Fortunately, this is the advantage to using the Lodge cast iron wok! As other reviews have noted, this wok has a flat bottom that lets you set it directly on the stovetop heating coil of your electric stove, allowing it to absorb a lot of heat and get very, very hot. The most important factor to consider is that a thin wok transfers its heat directly to the food, requiring a very high source of heat; while this thick, heavy iron wok retains its heat, absorbing it from the stovetop and building its temperature higher and higher as it sits there on the red-hot electric heating coil. If you let this cast iron wok sit on the electric stovetop for too long, it will actually become TOO hot for decent frying. Your oil will heat up immediately when you pour it into the wok, and it may even burst into flame – even oils with a high smoke point, such as peanut oil. Since you don't want to accidentally set your kitchen on fire, it is VERY important to remember this as you prepare to stir fry on your electric stove. Many Oriental stir fry recipes call for the wok to be set on "high heat" or on the "highest setting" of the stovetop. The heat retention properties of a heavy cast iron wok allow you to heat your wok to the proper temperature for stir frying, without turning your stovetop to its highest setting. In most instances, it is only necessary to heat up your stovetop at a setting of about 75% to 80% of maximum, or a setting of between 7 and 8 on a typical dial of 1 to 10. After between five and ten minutes, the Lodge wok will be hot enough to stir fry. Take a few drops of water on your fingers, and flick them onto the surface at the bottom of the wok. If the water sizzles and dissolves in about two seconds, the wok is hot enough for cooking. At this point, you can pour your oil into the wok, and start frying!
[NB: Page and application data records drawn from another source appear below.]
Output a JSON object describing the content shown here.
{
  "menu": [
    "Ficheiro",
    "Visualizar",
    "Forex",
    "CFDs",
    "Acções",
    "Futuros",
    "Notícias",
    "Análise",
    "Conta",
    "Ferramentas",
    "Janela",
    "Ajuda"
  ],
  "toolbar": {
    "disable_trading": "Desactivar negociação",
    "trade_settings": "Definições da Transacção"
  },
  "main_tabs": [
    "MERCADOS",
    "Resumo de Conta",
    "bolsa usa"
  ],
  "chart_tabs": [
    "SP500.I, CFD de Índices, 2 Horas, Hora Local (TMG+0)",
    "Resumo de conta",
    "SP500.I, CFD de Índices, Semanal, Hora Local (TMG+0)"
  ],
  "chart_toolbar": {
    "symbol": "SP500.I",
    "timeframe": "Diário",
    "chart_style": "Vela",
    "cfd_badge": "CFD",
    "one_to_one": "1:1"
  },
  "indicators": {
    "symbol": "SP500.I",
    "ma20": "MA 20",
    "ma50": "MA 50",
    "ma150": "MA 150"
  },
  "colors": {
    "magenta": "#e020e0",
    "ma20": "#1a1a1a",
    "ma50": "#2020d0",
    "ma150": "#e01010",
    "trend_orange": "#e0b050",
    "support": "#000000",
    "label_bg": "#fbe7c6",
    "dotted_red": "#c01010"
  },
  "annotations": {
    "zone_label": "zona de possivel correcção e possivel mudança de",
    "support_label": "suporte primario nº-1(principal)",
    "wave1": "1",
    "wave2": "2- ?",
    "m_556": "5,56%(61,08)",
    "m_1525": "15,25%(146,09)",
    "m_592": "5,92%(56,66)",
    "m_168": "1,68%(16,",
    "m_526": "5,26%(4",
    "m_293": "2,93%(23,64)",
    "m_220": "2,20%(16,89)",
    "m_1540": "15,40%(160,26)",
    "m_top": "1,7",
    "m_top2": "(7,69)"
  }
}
Wok purists bristle at the thought of using a heavy wok, because it can't be properly held in one hand in order to flip the food and keep it in constant motion. Because the wok is so heavy, you can let it sit firm on your stovetop, while repeatedly bringing your wok turner into the food to keep stirring it and moving it around the wok. If you feel it's necessary to use your free hand to keep the wok sturdy on the stovetop, you can do so. Or, you can take a second utensil, such as a spatula, second wok turner, or a hoak (an oversized wok stirring and serving scoop), and use it to toss the food in the wok as it fries, in the manner of tossing a salad.
The Lodge cast iron wok is a natural evolution from the thin Oriental wok, and it is especially suited for the modern American kitchen with its electric or induction burners. This is indeed different from the centuries-old techniques of Oriental stir frying, but it is the best way for you to get a tasty, well-cooked stir fry in your modern kitchen, in the wok hei style of cooking.